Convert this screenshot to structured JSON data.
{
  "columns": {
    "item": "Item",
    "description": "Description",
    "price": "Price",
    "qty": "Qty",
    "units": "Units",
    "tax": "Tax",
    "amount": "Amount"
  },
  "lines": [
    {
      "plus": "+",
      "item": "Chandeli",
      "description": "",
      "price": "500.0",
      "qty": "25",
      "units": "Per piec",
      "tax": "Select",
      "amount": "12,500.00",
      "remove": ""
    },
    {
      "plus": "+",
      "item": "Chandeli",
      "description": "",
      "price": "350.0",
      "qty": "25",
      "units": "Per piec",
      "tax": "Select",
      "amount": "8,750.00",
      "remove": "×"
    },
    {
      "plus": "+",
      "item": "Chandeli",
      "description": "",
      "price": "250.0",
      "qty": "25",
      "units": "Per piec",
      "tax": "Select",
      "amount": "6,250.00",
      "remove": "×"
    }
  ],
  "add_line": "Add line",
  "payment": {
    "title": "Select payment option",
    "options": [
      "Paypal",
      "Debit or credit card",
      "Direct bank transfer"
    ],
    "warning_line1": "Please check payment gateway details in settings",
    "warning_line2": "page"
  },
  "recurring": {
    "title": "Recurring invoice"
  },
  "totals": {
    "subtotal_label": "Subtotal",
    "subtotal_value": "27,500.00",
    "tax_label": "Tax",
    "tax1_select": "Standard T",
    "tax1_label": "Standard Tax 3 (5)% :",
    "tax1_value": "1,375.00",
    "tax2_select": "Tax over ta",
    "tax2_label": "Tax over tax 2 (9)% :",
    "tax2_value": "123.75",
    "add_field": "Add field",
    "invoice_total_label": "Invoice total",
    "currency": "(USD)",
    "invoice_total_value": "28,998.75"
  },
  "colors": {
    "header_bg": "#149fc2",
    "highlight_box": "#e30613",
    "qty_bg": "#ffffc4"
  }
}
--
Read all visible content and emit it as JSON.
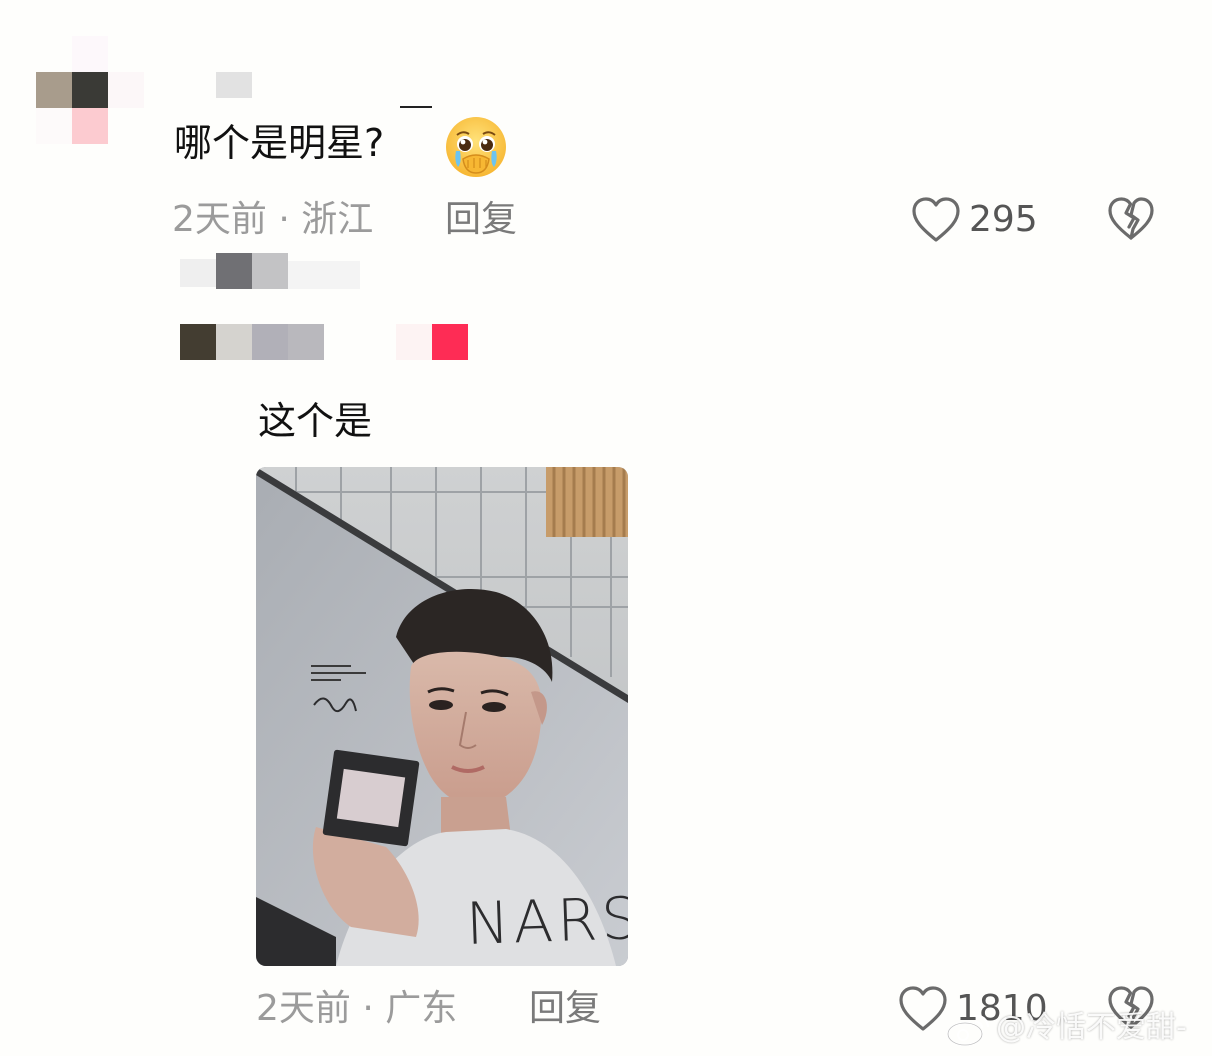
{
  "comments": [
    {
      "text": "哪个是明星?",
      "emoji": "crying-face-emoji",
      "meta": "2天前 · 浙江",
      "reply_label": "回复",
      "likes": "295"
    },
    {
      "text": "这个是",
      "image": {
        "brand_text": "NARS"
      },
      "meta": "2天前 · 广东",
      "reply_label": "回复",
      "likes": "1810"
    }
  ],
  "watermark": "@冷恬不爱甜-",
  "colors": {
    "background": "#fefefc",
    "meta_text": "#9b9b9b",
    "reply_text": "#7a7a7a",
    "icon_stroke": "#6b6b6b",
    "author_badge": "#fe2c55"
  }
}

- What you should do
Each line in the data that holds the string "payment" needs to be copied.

- Result below
  "payment": {
    "title": "Select payment option",
    "warning_line1": "Please check payment gateway details in settings",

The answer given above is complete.